Author: Mark Ciampa
Imagine that you were the king or small nation hundreds of years ago. An enemy has grown angry with you and threatened to attack your castle and invade it. Your workers spend months building a moat around the castle and strengthening the castle walls by raising them. Your enemy can attack your castle and break through your defenses, allowing him to enter your castle. What should you do? Continue to prevent the enemy entering your castle by digging deeper moats. You could spend your resources instead on managing that invasion into your castle.
What would you do in this case?
Imagine your family and friends gathering at the home in the country where one your relatives lives for the holidays. Blue is a dog owned by a relative. Blue will be outside the house while the festivities continue. Everyone has been warned that Blue might try to get in, so make sure all doors are closed. Blue can get in if a child accidentally opens a door. What should you do? Keep the doors locked to stop Blue from entering the house. Instead, capture Blue and take him outside.
This is it:
Imagine that you have a major research paper due to a class. You mistakenly write the due date on your calendar for the next week. The paper is not due until you turn it in. Late assignments will not be accepted. What do you do? You can record the due date in your calendar, and make notes to remind you when the research paper is due. To ensure the highest grade possible, you can work hard on the remaining assignments.
How can you prevent or manage the situation?
These examples show that preventing something bad from happening -a king attacking, a dog entering the house, forgetting when a paper due -is very different from dealing with the fact it has already occurred -the king is at the castle, the dog is inside the house, and a zero for the research paper. Once the bad event occurs, the focus shifts to managing it rather than putting resources into preventing it from happening again.
There is a growing chorus among security professionals that says our security approach must change. Instead of focusing on the prevention of attacks, we need to realize that attacks have already taken place and that our data is at the disposal of the attackers. We need to think about managing, not preventing.
However, prevention is not useless. Prevention continues to play a vital role. It simply means that we should not focus on preventing data loss, but how to manage it.
The numbers surrounding lost data are staggering. Marriott announced late November 2018 that half a million potential victims had the following stolen data:
Credit card numbers
Destinations for travel
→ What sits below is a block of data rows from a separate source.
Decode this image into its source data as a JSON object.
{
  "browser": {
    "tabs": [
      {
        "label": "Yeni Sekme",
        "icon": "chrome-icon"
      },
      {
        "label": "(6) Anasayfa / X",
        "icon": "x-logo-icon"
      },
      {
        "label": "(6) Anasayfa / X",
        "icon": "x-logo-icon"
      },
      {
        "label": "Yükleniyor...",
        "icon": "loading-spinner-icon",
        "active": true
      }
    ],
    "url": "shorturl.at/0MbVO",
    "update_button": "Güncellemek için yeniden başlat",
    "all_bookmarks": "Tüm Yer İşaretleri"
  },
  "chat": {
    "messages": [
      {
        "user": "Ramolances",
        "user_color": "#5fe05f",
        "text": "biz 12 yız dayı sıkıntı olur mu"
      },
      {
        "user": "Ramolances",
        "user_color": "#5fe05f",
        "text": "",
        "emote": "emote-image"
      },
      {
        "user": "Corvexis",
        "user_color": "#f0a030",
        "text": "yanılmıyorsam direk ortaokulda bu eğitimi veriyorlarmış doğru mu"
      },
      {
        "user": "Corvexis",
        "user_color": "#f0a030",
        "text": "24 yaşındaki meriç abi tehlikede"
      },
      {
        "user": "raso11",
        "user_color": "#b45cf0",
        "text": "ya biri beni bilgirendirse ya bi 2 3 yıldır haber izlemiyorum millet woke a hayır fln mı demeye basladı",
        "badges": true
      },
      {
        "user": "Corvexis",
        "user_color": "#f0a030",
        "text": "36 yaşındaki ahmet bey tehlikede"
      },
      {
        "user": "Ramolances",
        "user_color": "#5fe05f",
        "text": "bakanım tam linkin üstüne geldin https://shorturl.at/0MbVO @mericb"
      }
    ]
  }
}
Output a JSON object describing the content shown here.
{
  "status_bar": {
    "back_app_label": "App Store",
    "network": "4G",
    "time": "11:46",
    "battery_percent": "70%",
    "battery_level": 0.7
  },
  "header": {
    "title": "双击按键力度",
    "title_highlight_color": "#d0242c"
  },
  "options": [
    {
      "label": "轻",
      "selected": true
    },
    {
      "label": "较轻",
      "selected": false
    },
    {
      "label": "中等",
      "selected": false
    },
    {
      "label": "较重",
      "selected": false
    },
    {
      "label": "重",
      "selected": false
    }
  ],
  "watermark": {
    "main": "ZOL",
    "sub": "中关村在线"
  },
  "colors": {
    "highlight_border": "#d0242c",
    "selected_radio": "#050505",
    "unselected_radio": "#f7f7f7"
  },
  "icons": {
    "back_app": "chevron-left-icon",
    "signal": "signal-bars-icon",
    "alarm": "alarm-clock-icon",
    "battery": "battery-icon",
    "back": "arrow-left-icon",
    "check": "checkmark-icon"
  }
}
But that’s nothing when you consider the three billion Yahoo accounts that were hacked in 2013. According to Risk Based Security, Inc., over 24 billion credentials were stolen or exposed. Attackers can buy your data for such low prices.
Your social security number is available for sale for $3 today
Your medical record can be sold for $5
your credit card number for $7
Your complete credit report for $100
If you have $6,000 in a bank account, your username and password can be purchased for $270.
Your Personal Data is Out There – Whether You Like It Or Not
Today, security professionals say that we must realize that our data has been stolen. According to a supervisory special agent from the FBI, who investigates these online attacks, we shouldn’t worry about whether our data has been stolen. Instead,
Every American should assume that all their data is available.
Another security professional stated that we now have to face two harsh realities.
All data that you consider to be important has been compromised.
All data that you provide to a company starting today will also be stolen.
Now, the primary focus shifts to managing stolen data rather than preventing it from being leaked. Now, we must prevent attackers using and abused our stolen data.
Here’s what you can accomplish:
To ensure that your stolen data is safe, freeze your credit files at all major credit bureaus. You can also order free copies of your credit reports every quarter.
Register for your own account at Internal Revenue Service (IRS), Social Security Administra